“The worst thing about falling to pieces is that humans can do it so quietly.”
“The loneliest moment in someone’s life is when they are watching their whole world fall apart, and all they can do is stare blankly.”
F. Scott Fitzgerald
That is what I felt when I put these two quotes together for the first time.
Starkly absent of cynicism, pessimism or optimism.
Stripped of any hues of Life.
That’s what I felt.
I then sat back and said “whew, if I felt that … imagine how someone feels who actually writes these things.”
And maybe that is my point.
Most of us can only imagine how this starkness feels.
Most of us, at our worst, get only a glimpse of this starkness.
And, even then our stark is most likely not this stark.
Now, this kind of starkness doesn’t usually ‘just appear.’ In fact I would suggest this type of stark is an outcome of humans falling to pieces incredibly quietly.
I do know that starkness is difficult to express to someone who has never seen starkness.
I do know that there are most likely more people who, on the outside, are holding their shit together so well that most of us don’t even think to offer a ‘are you doing okay’ question.
I do know there are far more people who so quietly are falling apart than we believe.
So here’s the deal.
Falling apart is falling apart. What I mean by that is everything, and I mean everything, that falls apart makes some sound. You just have to listen closely enough to hear it.
No, now you’ve got me interested, I want to know
exactly what seems wrong to you, how something could
seem wrong to you. In what way do things get to be wrong?
Yeah. But. You have to listen closely for the sound one makes when they fall to pieces quietly.
It may be just a whisper of a sound. You may even confuse it for the rustle of falling leaves.
Quietly or not, as the pieces fall apart, they make a sound.
You just have to listen closely.

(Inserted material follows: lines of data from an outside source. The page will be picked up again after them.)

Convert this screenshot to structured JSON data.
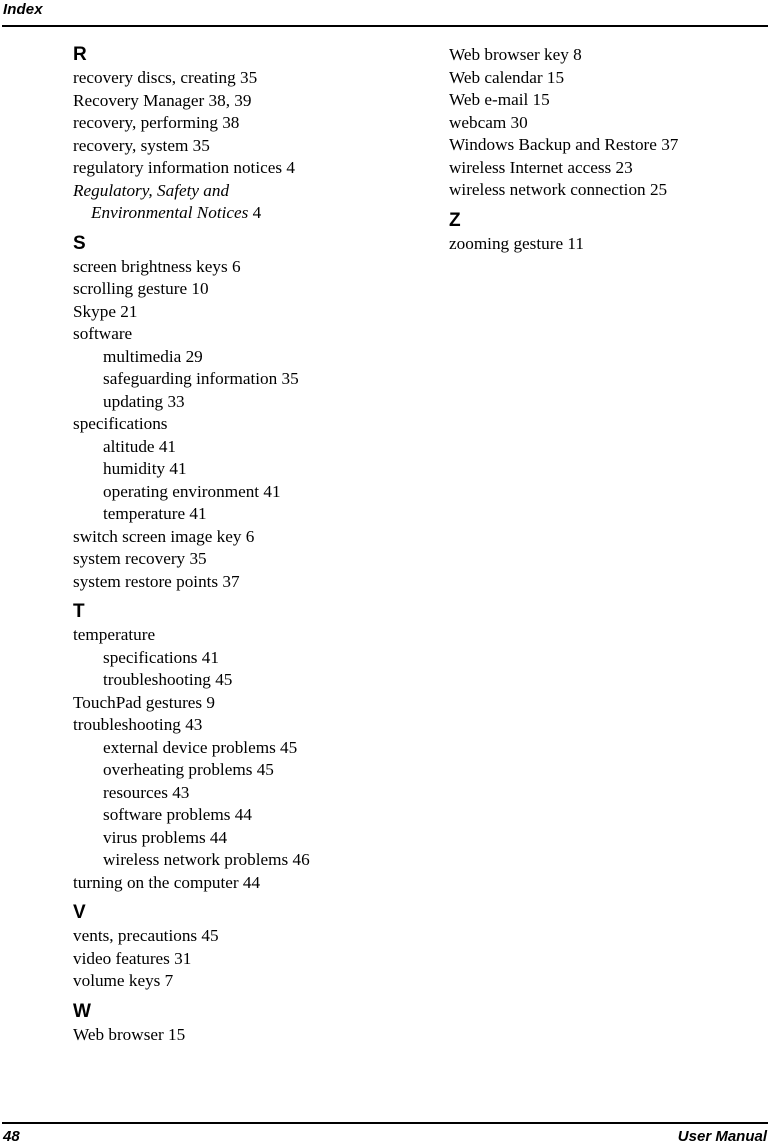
{
  "header": {
    "title": "Index"
  },
  "footer": {
    "page_number": "48",
    "document_label": "User Manual"
  },
  "columns": [
    {
      "sections": [
        {
          "letter": "R",
          "entries": [
            {
              "text": "recovery discs, creating 35",
              "level": 0,
              "style": "roman"
            },
            {
              "text": "Recovery Manager 38, 39",
              "level": 0,
              "style": "roman"
            },
            {
              "text": "recovery, performing 38",
              "level": 0,
              "style": "roman"
            },
            {
              "text": "recovery, system 35",
              "level": 0,
              "style": "roman"
            },
            {
              "text": "regulatory information notices 4",
              "level": 0,
              "style": "roman"
            },
            {
              "text": "Regulatory, Safety and",
              "continuation": "Environmental Notices",
              "trailing": " 4",
              "level": 0,
              "style": "italic"
            }
          ]
        },
        {
          "letter": "S",
          "entries": [
            {
              "text": "screen brightness keys 6",
              "level": 0,
              "style": "roman"
            },
            {
              "text": "scrolling gesture 10",
              "level": 0,
              "style": "roman"
            },
            {
              "text": "Skype 21",
              "level": 0,
              "style": "roman"
            },
            {
              "text": "software",
              "level": 0,
              "style": "roman"
            },
            {
              "text": "multimedia 29",
              "level": 1,
              "style": "roman"
            },
            {
              "text": "safeguarding information 35",
              "level": 1,
              "style": "roman"
            },
            {
              "text": "updating 33",
              "level": 1,
              "style": "roman"
            },
            {
              "text": "specifications",
              "level": 0,
              "style": "roman"
            },
            {
              "text": "altitude 41",
              "level": 1,
              "style": "roman"
            },
            {
              "text": "humidity 41",
              "level": 1,
              "style": "roman"
            },
            {
              "text": "operating environment 41",
              "level": 1,
              "style": "roman"
            },
            {
              "text": "temperature 41",
              "level": 1,
              "style": "roman"
            },
            {
              "text": "switch screen image key 6",
              "level": 0,
              "style": "roman"
            },
            {
              "text": "system recovery 35",
              "level": 0,
              "style": "roman"
            },
            {
              "text": "system restore points 37",
              "level": 0,
              "style": "roman"
            }
          ]
        },
        {
          "letter": "T",
          "entries": [
            {
              "text": "temperature",
              "level": 0,
              "style": "roman"
            },
            {
              "text": "specifications 41",
              "level": 1,
              "style": "roman"
            },
            {
              "text": "troubleshooting 45",
              "level": 1,
              "style": "roman"
            },
            {
              "text": "TouchPad gestures 9",
              "level": 0,
              "style": "roman"
            },
            {
              "text": "troubleshooting 43",
              "level": 0,
              "style": "roman"
            },
            {
              "text": "external device problems 45",
              "level": 1,
              "style": "roman"
            },
            {
              "text": "overheating problems 45",
              "level": 1,
              "style": "roman"
            },
            {
              "text": "resources 43",
              "level": 1,
              "style": "roman"
            },
            {
              "text": "software problems 44",
              "level": 1,
              "style": "roman"
            },
            {
              "text": "virus problems 44",
              "level": 1,
              "style": "roman"
            },
            {
              "text": "wireless network problems 46",
              "level": 1,
              "style": "roman"
            },
            {
              "text": "turning on the computer 44",
              "level": 0,
              "style": "roman"
            }
          ]
        },
        {
          "letter": "V",
          "entries": [
            {
              "text": "vents, precautions 45",
              "level": 0,
              "style": "roman"
            },
            {
              "text": "video features 31",
              "level": 0,
              "style": "roman"
            },
            {
              "text": "volume keys 7",
              "level": 0,
              "style": "roman"
            }
          ]
        },
        {
          "letter": "W",
          "entries": [
            {
              "text": "Web browser 15",
              "level": 0,
              "style": "roman"
            }
          ]
        }
      ]
    },
    {
      "sections": [
        {
          "letter": "",
          "entries": [
            {
              "text": "Web browser key 8",
              "level": 0,
              "style": "roman"
            },
            {
              "text": "Web calendar 15",
              "level": 0,
              "style": "roman"
            },
            {
              "text": "Web e-mail 15",
              "level": 0,
              "style": "roman"
            },
            {
              "text": "webcam 30",
              "level": 0,
              "style": "roman"
            },
            {
              "text": "Windows Backup and Restore 37",
              "level": 0,
              "style": "roman"
            },
            {
              "text": "wireless Internet access 23",
              "level": 0,
              "style": "roman"
            },
            {
              "text": "wireless network connection 25",
              "level": 0,
              "style": "roman"
            }
          ]
        },
        {
          "letter": "Z",
          "entries": [
            {
              "text": "zooming gesture 11",
              "level": 0,
              "style": "roman"
            }
          ]
        }
      ]
    }
  ]
}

This gets even trickier. Let me go back to my ‘stark’ opening. If you have never truly experienced stark, it is difficult to see this kind of starkness.
You may get a sense of ‘something wrong’, but far too often we skate along the superficial surface of ‘something wrong’ assuming lack of depth or “not any starker than we have ever seen” and … well … we miss the true starkness.
What may sound like the rustle of some dead leaves on the ground may actually be the sound of some starkness we cannot even imagine.
The recognition of the true sound demands you take an interest in what is happening in the people’s lives around you. I am not suggesting empathy or compassion, just interest. By the way, what differentiates humans from other species isn’t opposable thumbs or the size of our brains, but rather compassion and an interest in humans – interest as in doing better, being better and just having a better life <and helping people be better if they are not>.
While, of course, we want it to be better for ourselves we don’t want it to suck for others. And we certainly don’t want anyone to have such a stark existence that their Life retains no color or, worse, no hope.
The difficulty in fulfilling this inner innate characteristic of ‘interest in others’ is the outer irate characteristic of Life. The outer is always angrily demanding you to focus on it and not the other humans occupying Life. This may not be selfishness, but it is often more self interest in a zero sum game world <where you bolt on a belief everyone is accountable for themselves and how they think>.
I am not suggesting running around listening to everyone’s whispers looking to save everyone.
I would suggest that the two quotes I used reminded me that saving a human, even just one, can sometimes be enough.
Just listen closely. The world can be really, really, noisy and falling apart can be really, really, quiet.
Humans can fall to pieces so quietly. And no human, even someone we really do not like much, deserves to have such a stark existence that, well, they can only stare blankly at their Life falling apart.